A: I hope it's true, and I want to make it truer. My own experience bears it out. In San Francisco there were many poets, many groups, readings, publications, and poets' theaters. At Penn, too, there seems to be an increasing interest in poetry. Of course there is still a significant number of students who are pretty phobic of poetry. They come out of high school distrusting the mysteriousness and unpredictability of poetry, having been taught it very badly.
But there's a much greater openness to poetry in general. I think it has to do with the waning of the New Criticism of the 1950s. That put very difficult poetry like T. S. Eliot's The Waste Land at the top of the heap. Poetry was something that you studied intensively; it required a great deal of sacrifice and training.

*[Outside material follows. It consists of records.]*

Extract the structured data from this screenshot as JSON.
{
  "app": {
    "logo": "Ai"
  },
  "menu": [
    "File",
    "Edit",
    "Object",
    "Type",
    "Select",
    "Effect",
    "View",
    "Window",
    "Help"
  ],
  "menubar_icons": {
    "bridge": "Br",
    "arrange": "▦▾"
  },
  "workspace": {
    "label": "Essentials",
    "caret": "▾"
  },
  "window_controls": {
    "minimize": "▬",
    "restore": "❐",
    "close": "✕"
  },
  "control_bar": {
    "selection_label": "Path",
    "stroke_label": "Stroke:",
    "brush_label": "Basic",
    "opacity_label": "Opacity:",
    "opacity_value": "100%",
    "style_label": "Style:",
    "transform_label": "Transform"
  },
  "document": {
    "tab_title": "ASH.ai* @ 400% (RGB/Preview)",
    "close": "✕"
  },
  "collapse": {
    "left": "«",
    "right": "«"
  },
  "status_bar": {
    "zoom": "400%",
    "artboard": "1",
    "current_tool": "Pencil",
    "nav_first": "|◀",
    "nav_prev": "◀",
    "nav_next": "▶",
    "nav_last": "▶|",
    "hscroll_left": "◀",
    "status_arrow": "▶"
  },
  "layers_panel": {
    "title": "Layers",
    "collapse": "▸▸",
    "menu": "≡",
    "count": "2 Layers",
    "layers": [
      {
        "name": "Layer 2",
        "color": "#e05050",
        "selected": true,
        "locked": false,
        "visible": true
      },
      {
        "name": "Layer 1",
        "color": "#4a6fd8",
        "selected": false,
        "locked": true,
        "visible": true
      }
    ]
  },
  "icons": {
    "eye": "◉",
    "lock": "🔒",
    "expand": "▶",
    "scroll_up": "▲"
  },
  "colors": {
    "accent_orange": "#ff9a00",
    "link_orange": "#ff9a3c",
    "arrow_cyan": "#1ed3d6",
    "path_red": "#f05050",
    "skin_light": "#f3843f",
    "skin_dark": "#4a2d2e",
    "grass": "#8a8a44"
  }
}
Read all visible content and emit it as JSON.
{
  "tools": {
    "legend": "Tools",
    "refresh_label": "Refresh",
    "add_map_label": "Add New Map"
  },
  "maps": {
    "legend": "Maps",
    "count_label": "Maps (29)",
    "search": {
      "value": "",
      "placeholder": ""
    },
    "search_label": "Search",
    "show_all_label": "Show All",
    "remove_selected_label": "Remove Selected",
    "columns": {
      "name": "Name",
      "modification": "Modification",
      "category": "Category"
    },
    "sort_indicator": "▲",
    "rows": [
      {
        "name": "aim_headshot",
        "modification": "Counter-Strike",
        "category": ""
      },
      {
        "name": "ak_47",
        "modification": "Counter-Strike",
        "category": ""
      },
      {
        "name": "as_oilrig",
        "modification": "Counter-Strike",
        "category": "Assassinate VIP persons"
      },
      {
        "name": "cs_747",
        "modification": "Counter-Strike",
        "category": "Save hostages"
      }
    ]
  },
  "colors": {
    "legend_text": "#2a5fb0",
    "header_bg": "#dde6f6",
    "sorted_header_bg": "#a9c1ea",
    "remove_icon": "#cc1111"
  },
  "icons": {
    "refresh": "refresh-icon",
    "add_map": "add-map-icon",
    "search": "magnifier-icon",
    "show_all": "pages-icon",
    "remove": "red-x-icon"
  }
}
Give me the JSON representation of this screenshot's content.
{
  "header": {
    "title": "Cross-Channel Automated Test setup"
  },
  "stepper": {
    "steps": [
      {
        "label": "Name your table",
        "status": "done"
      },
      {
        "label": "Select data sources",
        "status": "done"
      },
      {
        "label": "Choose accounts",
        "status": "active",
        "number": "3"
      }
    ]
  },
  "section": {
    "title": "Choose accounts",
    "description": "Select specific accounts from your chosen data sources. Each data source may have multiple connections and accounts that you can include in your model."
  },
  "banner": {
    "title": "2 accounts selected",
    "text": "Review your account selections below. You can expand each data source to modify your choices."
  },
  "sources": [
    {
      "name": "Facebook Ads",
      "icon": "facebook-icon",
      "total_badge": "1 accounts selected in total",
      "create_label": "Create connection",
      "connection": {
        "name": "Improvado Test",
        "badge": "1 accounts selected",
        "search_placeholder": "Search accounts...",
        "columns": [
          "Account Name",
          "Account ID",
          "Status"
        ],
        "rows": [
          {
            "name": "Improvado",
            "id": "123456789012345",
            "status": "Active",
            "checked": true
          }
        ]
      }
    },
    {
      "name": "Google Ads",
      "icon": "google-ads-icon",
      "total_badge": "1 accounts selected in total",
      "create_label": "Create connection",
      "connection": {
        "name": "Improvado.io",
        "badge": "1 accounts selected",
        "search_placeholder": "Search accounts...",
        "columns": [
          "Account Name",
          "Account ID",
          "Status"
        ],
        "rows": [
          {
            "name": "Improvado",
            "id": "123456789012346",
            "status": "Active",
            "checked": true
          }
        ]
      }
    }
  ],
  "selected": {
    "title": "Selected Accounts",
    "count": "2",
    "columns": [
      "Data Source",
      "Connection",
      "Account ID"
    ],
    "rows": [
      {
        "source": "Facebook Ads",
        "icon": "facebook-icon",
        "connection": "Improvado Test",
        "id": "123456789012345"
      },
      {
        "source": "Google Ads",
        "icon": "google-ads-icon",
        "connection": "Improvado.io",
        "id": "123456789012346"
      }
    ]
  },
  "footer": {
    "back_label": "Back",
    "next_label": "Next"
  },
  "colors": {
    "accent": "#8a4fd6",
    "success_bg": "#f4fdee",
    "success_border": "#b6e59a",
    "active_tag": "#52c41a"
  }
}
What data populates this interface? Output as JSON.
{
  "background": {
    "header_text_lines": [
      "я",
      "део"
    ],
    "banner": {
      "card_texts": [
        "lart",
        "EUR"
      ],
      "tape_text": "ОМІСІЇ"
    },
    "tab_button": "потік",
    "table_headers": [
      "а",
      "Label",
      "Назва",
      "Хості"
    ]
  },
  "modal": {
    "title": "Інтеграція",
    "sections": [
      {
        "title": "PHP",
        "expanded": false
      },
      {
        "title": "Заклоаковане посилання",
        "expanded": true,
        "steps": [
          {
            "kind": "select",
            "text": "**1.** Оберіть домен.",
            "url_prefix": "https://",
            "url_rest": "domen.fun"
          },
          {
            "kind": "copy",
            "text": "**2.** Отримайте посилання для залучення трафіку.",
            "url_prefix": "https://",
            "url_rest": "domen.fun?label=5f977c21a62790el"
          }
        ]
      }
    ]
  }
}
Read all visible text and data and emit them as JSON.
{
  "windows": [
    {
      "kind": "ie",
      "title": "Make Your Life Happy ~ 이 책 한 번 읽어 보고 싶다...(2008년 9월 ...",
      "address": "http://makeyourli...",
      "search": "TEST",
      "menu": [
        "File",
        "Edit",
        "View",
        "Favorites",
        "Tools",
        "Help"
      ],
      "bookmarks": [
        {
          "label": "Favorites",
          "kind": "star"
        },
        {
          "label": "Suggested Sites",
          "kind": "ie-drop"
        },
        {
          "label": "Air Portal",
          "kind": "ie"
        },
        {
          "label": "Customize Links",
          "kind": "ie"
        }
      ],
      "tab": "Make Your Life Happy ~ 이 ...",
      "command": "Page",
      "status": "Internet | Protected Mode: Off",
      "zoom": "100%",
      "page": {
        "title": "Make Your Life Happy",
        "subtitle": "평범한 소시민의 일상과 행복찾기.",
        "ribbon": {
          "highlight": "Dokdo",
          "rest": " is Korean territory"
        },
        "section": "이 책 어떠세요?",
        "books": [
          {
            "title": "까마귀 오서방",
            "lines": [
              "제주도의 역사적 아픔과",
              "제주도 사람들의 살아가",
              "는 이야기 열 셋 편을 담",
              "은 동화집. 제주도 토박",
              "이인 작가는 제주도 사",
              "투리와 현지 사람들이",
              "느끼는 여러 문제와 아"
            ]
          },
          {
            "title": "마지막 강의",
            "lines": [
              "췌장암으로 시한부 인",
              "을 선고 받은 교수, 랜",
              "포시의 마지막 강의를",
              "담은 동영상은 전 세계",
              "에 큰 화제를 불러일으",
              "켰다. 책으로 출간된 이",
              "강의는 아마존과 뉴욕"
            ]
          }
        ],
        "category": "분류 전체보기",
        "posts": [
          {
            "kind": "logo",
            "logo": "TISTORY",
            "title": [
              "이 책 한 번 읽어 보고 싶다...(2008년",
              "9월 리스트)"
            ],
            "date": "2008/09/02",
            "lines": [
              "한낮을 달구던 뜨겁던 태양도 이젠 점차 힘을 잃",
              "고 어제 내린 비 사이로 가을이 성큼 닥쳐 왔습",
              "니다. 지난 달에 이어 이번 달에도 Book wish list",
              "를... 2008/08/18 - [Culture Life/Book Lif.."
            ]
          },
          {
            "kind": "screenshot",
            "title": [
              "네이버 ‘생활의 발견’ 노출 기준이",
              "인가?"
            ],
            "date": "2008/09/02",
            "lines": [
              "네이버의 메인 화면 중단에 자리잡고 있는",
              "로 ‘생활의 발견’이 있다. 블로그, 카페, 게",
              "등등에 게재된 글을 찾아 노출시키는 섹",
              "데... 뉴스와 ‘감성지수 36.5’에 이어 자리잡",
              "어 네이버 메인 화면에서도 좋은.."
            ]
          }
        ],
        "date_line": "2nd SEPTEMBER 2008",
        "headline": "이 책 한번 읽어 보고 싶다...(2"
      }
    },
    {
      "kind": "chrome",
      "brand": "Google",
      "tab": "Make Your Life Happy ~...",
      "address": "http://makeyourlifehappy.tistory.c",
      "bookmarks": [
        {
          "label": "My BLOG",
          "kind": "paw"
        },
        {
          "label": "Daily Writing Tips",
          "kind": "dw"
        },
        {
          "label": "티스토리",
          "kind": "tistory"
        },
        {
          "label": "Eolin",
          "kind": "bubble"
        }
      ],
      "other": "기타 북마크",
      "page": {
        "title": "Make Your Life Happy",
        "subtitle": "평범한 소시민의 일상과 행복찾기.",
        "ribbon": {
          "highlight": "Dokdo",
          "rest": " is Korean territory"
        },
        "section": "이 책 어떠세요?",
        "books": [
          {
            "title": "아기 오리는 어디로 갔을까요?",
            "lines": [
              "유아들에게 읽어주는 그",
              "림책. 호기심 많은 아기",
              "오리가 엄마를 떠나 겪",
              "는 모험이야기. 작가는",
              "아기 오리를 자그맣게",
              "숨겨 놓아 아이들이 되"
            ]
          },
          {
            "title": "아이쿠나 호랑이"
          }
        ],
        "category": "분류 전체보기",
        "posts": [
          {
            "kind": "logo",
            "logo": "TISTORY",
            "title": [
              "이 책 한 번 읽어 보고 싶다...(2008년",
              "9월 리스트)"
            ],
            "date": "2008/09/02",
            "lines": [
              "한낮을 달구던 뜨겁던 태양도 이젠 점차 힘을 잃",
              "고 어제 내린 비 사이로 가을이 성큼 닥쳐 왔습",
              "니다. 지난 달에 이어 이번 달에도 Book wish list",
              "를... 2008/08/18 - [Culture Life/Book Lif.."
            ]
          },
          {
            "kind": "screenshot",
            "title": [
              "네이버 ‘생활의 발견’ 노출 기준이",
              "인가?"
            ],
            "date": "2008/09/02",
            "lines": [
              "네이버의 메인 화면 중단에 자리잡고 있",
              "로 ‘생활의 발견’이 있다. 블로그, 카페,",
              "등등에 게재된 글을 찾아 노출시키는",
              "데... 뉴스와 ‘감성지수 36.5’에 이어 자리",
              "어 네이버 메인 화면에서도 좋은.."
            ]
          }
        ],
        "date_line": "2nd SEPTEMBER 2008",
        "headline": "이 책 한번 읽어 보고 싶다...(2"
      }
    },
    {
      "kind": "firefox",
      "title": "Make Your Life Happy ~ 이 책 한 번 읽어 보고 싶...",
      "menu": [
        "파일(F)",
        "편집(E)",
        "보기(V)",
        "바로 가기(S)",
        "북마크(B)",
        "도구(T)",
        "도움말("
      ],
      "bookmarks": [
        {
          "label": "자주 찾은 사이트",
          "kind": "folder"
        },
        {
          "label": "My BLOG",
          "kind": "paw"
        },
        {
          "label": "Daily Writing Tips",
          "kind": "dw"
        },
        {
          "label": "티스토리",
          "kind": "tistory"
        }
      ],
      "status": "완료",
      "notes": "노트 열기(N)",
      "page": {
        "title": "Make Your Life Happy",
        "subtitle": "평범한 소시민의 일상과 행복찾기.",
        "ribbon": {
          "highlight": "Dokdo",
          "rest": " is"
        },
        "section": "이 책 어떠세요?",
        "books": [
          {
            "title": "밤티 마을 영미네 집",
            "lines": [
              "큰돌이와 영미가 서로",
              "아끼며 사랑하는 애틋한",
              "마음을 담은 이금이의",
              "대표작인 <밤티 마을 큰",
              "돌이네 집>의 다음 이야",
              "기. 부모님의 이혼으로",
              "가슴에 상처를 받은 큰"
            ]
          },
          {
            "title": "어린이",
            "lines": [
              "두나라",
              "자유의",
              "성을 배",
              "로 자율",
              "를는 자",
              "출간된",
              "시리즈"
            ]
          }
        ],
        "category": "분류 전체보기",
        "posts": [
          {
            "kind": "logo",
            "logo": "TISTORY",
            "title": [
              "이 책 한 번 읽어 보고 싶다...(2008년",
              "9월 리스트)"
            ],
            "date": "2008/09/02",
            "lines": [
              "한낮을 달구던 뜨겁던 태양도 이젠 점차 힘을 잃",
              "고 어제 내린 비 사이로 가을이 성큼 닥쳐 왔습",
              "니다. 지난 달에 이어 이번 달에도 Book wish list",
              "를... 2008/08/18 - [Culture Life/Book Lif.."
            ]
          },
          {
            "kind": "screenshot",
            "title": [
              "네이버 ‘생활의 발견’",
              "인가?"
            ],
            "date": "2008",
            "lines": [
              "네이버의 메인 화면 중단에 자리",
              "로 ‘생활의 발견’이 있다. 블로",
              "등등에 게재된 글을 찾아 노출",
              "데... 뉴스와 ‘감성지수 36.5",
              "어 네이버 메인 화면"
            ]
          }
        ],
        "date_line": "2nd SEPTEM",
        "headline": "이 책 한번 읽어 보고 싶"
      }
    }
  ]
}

Now that whole model has waned. The poetry that has come up in the '50s, '60s, and '70s has been remarkable.
|cover of Perelman's second book of criticism|
There's also a surprising sense of poetry that everybody gets from ads these days. The typography of ads comes right out of modernism. Everybody is aware of it and reacts to the placement of words on billboards or newspaper pages. What do all those catchy phrases in ads mean? That a copywriter had to put care into words to catch your attention. That's not really different from the care that a poet puts into a line. So it's not surprising that poetry gets on MTV or that singers are edging closer to being poets. We've been reading these market poems--known as ads--for the last fifty years.
If people can learn that there is something called poetry that has all of the potential grabbiness and excitement of ads but is not selling anything--is instead opening up society for one's own life and possibilities--I think many people would find that interesting. A poet must pay attention to language; you can't do without skill. Nor is language identical with your private self. These days there are many different language communities. It's not just a matter of self-expression but of multi-expression.
Q: Are there any dangers to expanding the audience for poetry? If you appeal to millions of people, will poetry become just another mass entertainment?
Maybe. Look at politics. The line between entertainment and politics is hard to draw these days. Politics as we know it has this bizarre entertainment aspect. We rate a politician's speeches on how well they play, not what they say. It's a performance. A speech might be a visionary explanation of goals that would make everyone's life better, but if it's an hour and 35 minutes long, that's all that gets noticed.
But we're a long way from making poetry a mass art. For me, a really key issue is still rhetoric. I come from an avant-garde that reads Stein and Williams and tries to do new things formally with poetry. But I'm also interested in what people who haven't read all this stuff hear in poetry. Rhetoric concerns the present. Can you hear what I'm saying right now? And what do you make of it? I'm interested in the political-ethical-aesthetic issues raised by bigger audiences.